**Problem to work on**
Tally every line below where "Save" appears, then report the total alone.

**Exercise materials**
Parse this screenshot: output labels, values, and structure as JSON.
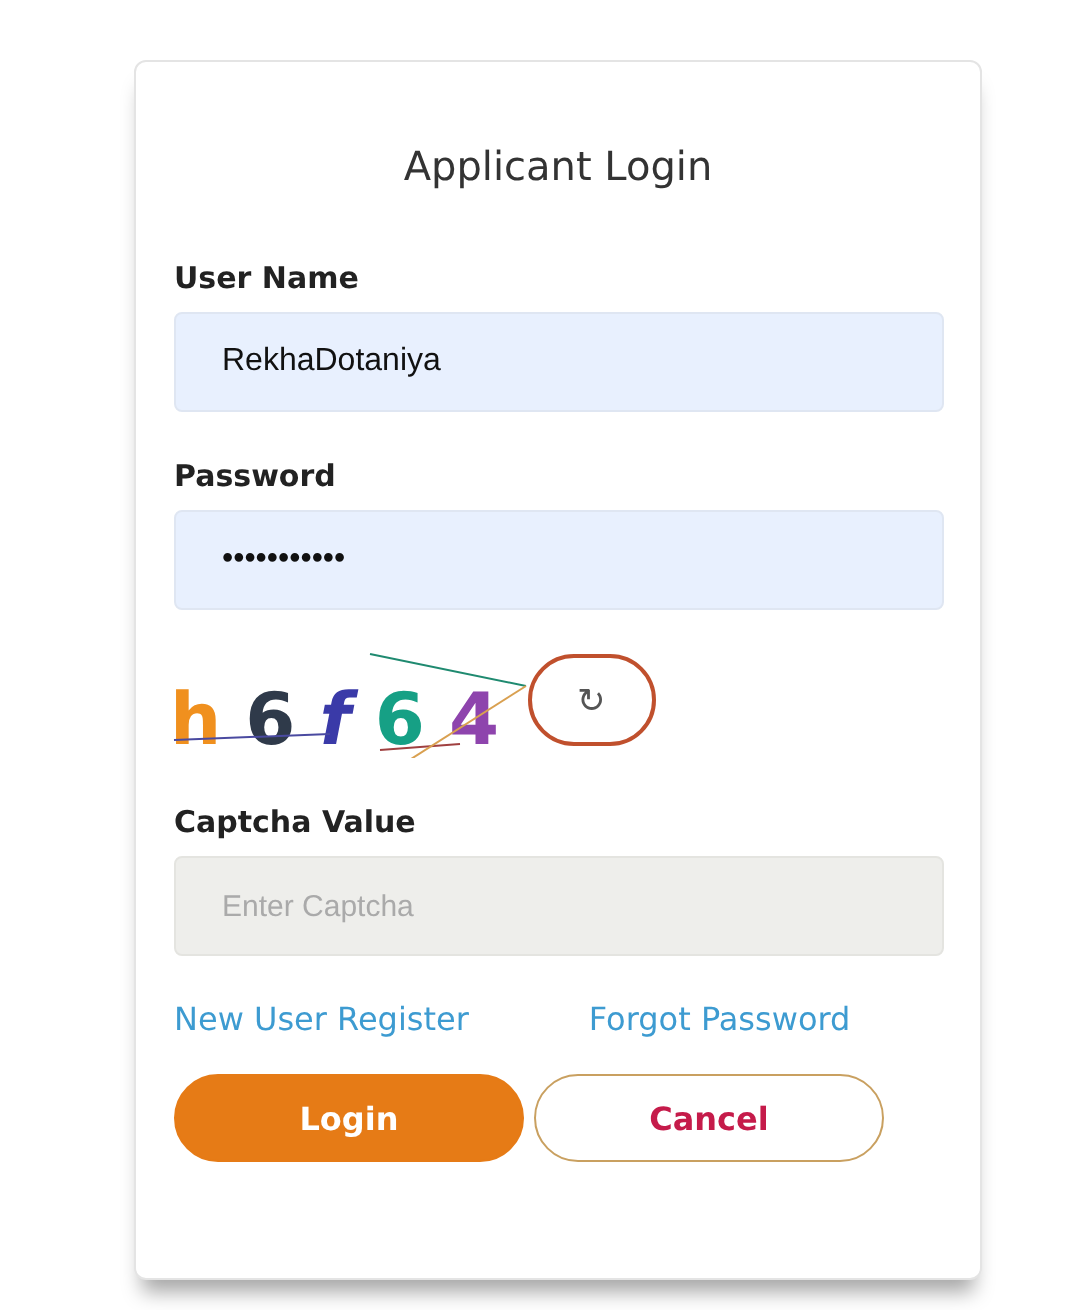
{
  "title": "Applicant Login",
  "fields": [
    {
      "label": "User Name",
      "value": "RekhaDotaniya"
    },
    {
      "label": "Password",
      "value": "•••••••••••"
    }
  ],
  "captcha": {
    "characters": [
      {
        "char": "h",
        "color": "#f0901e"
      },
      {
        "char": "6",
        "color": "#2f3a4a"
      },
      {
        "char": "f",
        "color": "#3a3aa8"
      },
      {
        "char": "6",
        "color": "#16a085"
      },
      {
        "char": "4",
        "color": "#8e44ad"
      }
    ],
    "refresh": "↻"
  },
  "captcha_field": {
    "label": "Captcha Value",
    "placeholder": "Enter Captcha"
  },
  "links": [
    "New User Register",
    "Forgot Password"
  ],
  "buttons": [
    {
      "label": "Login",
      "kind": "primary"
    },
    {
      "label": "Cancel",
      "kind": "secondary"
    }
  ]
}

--

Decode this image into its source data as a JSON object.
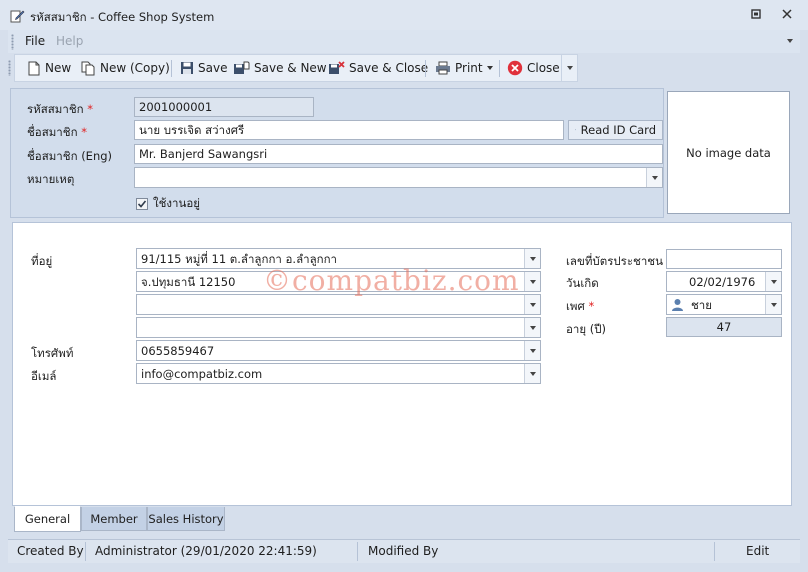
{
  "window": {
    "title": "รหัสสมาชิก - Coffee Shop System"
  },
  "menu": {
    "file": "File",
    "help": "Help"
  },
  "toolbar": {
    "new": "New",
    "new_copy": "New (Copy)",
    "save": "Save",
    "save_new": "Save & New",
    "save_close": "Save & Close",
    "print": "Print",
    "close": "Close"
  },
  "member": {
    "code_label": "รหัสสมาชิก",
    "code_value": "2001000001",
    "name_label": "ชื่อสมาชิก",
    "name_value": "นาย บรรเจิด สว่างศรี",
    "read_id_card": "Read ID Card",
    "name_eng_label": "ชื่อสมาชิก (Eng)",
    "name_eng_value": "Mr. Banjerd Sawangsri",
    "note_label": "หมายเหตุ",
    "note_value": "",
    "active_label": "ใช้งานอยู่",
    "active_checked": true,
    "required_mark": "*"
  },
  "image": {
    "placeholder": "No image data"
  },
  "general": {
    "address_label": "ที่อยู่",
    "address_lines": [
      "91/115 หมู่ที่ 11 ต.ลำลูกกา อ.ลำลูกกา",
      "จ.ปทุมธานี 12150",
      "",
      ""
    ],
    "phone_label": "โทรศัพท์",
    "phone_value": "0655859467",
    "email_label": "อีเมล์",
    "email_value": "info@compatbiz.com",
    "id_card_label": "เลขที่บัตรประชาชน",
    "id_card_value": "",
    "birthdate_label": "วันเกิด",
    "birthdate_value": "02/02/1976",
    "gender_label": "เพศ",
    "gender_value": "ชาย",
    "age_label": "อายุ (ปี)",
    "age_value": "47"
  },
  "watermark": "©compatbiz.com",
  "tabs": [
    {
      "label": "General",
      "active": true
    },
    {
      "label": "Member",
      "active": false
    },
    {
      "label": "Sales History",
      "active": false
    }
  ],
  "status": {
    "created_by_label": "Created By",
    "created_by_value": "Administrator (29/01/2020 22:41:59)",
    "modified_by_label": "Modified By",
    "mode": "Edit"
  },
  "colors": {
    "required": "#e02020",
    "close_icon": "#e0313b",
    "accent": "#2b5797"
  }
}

**Output of the task**
3